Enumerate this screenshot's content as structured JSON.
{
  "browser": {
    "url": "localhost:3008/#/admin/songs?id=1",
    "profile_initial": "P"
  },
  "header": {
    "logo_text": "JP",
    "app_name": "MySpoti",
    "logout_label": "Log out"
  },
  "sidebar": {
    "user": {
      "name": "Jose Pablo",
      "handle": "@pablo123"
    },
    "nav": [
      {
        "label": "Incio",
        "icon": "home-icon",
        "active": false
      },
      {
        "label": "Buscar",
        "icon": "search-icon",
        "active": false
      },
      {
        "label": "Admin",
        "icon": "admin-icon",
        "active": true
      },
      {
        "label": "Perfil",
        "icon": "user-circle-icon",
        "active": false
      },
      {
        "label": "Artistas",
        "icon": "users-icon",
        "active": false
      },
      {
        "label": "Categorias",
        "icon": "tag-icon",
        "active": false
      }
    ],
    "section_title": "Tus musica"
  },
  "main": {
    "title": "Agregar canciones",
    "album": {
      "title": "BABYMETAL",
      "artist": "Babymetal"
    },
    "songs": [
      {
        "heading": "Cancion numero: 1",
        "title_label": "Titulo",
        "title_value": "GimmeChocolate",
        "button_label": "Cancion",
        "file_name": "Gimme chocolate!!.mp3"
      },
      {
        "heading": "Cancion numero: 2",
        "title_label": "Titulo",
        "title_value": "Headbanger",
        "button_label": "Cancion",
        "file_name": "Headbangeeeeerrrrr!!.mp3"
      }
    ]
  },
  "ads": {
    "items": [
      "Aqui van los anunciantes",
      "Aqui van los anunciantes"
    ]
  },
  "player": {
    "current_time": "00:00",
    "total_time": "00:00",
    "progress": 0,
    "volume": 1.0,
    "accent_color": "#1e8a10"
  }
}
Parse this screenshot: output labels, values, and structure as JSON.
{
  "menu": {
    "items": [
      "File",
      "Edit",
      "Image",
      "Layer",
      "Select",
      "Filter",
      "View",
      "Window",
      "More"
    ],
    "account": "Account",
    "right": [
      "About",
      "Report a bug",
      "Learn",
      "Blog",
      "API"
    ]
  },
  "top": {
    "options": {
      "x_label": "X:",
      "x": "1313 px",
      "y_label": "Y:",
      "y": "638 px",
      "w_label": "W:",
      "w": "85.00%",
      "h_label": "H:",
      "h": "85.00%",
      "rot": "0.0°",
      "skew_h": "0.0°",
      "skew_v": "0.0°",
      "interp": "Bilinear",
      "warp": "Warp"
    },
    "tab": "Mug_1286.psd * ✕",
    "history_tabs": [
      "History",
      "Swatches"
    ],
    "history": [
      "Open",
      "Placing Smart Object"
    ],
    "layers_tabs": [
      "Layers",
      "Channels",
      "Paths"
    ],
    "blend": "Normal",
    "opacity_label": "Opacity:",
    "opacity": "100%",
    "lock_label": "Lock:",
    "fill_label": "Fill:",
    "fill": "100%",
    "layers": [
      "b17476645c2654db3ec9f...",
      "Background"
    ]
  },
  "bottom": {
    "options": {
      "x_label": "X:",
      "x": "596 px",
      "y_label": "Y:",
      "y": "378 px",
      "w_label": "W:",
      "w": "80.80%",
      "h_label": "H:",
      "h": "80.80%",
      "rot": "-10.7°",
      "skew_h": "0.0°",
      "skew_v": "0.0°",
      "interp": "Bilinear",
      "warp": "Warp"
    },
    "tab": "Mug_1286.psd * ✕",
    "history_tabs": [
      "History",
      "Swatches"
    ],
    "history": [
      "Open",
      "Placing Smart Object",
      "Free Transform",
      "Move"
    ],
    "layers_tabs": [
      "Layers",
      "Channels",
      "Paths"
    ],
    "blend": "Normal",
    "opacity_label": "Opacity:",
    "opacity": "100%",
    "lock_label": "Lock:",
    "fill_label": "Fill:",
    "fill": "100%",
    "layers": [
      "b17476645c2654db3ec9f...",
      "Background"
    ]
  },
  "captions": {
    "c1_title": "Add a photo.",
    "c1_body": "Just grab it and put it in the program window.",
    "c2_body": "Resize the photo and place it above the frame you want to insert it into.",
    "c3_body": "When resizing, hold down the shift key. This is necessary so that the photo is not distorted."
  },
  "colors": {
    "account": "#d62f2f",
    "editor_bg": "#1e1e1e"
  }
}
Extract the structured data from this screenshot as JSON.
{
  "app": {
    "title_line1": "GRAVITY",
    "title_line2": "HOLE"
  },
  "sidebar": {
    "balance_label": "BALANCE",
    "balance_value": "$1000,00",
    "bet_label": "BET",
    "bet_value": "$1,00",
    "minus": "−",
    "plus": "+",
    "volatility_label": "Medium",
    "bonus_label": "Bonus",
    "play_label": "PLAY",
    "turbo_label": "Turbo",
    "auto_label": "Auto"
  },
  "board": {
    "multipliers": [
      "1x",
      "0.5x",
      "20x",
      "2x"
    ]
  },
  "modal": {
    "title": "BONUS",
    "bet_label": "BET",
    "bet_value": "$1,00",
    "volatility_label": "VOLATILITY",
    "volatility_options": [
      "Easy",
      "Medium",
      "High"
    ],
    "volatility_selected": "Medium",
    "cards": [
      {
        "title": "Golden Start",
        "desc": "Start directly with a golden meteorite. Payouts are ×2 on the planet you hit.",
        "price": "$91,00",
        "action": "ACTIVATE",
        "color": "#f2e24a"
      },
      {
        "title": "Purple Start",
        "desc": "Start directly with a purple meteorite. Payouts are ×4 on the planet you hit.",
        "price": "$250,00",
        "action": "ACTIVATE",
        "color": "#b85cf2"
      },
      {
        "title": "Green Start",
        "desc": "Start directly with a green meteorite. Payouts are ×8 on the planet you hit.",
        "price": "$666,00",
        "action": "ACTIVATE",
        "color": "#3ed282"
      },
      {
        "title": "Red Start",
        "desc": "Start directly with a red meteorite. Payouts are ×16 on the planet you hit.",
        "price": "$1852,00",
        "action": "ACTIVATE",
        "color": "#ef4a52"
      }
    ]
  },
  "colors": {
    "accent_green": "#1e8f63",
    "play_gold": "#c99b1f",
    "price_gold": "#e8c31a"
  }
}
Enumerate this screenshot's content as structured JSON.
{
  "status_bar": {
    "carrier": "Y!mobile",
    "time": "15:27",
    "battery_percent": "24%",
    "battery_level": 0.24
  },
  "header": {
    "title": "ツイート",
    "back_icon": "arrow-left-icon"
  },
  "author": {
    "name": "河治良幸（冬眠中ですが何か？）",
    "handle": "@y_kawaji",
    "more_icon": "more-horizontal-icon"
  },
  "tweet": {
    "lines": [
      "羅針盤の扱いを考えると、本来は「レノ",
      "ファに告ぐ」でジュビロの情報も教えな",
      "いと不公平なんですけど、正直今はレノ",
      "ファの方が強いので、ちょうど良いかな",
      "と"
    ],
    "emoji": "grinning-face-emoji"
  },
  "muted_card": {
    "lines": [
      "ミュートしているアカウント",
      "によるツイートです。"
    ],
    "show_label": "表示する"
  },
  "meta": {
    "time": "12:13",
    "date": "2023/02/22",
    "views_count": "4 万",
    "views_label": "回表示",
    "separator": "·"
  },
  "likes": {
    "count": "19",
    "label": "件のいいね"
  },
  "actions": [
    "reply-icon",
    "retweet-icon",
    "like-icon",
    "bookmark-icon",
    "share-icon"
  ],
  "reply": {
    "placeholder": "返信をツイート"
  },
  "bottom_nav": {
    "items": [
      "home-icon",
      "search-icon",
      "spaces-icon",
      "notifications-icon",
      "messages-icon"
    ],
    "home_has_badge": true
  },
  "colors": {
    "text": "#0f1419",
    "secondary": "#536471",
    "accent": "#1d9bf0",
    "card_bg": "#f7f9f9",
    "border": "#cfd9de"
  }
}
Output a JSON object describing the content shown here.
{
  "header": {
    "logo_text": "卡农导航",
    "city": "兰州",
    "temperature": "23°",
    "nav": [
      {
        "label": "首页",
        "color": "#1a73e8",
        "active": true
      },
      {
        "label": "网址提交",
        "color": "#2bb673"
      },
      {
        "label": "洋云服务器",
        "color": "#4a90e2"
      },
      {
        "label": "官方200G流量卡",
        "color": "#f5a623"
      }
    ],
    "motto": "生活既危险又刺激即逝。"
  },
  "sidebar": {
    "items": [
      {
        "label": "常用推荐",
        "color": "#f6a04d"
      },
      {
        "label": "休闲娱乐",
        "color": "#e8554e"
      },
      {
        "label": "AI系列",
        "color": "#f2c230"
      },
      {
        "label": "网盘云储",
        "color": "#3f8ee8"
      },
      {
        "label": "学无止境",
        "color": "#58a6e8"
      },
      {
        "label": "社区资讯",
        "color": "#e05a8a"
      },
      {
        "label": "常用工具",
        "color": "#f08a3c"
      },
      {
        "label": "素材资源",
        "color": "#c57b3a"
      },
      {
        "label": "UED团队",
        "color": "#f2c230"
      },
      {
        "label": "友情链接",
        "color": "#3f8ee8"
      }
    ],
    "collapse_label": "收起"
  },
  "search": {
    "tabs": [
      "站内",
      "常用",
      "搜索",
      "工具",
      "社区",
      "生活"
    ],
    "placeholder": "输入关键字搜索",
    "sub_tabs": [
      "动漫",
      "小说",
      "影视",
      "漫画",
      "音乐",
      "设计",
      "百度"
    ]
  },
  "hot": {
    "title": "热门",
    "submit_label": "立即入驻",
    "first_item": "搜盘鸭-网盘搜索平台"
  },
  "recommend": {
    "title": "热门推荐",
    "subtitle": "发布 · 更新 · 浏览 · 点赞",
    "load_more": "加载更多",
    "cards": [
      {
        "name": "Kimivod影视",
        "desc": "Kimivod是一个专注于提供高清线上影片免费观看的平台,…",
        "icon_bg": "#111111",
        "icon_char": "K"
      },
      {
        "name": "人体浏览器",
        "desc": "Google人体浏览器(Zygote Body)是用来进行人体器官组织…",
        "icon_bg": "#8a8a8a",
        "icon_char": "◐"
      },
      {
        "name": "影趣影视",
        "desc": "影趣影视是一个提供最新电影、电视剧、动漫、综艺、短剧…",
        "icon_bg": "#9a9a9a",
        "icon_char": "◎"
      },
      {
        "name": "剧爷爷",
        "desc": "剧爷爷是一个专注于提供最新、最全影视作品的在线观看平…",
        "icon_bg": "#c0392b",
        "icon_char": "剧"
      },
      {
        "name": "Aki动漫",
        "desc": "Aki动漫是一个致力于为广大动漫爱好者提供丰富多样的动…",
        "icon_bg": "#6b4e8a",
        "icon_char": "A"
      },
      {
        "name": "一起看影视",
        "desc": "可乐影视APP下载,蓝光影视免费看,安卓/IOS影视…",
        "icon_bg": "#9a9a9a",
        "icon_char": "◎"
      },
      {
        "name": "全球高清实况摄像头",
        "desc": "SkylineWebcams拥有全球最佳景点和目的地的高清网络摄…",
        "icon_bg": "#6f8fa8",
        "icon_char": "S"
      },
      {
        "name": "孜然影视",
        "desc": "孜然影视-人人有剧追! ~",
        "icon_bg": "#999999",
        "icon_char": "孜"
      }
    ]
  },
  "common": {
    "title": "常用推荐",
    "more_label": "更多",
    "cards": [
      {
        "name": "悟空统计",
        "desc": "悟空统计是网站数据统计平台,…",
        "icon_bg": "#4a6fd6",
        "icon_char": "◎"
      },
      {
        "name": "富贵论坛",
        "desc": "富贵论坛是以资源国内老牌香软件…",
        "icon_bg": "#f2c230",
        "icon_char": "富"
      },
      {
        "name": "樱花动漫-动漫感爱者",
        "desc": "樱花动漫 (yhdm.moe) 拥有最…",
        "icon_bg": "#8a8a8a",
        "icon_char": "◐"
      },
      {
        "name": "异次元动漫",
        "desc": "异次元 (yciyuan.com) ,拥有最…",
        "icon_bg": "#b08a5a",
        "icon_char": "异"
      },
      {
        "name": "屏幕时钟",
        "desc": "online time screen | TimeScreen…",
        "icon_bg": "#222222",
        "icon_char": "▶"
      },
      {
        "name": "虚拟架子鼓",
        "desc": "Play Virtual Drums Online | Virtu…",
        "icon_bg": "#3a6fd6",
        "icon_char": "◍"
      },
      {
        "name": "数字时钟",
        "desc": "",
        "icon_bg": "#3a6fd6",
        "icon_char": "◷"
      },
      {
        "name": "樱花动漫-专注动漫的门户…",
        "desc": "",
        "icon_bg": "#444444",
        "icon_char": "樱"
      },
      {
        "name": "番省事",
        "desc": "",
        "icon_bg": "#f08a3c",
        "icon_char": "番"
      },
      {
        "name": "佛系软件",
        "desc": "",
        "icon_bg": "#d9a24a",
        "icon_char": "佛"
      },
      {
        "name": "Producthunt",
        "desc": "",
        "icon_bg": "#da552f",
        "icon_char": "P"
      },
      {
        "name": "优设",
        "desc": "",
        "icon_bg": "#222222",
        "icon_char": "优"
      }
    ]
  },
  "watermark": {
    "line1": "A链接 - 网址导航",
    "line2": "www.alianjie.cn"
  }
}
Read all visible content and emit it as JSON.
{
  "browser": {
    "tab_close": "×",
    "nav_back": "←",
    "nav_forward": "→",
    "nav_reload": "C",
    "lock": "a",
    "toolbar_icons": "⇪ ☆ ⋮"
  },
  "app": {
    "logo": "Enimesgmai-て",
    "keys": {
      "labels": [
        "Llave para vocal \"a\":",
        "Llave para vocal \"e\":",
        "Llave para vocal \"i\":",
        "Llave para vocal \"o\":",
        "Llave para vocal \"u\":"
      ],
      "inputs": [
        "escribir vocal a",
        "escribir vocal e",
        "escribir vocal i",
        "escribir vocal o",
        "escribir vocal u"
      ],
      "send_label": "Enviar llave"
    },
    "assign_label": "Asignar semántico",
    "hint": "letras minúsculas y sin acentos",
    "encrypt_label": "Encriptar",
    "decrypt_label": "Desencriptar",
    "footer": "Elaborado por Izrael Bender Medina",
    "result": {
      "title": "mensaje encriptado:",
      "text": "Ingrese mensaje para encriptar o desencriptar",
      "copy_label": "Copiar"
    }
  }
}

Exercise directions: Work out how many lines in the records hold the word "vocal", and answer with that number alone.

Answer: 10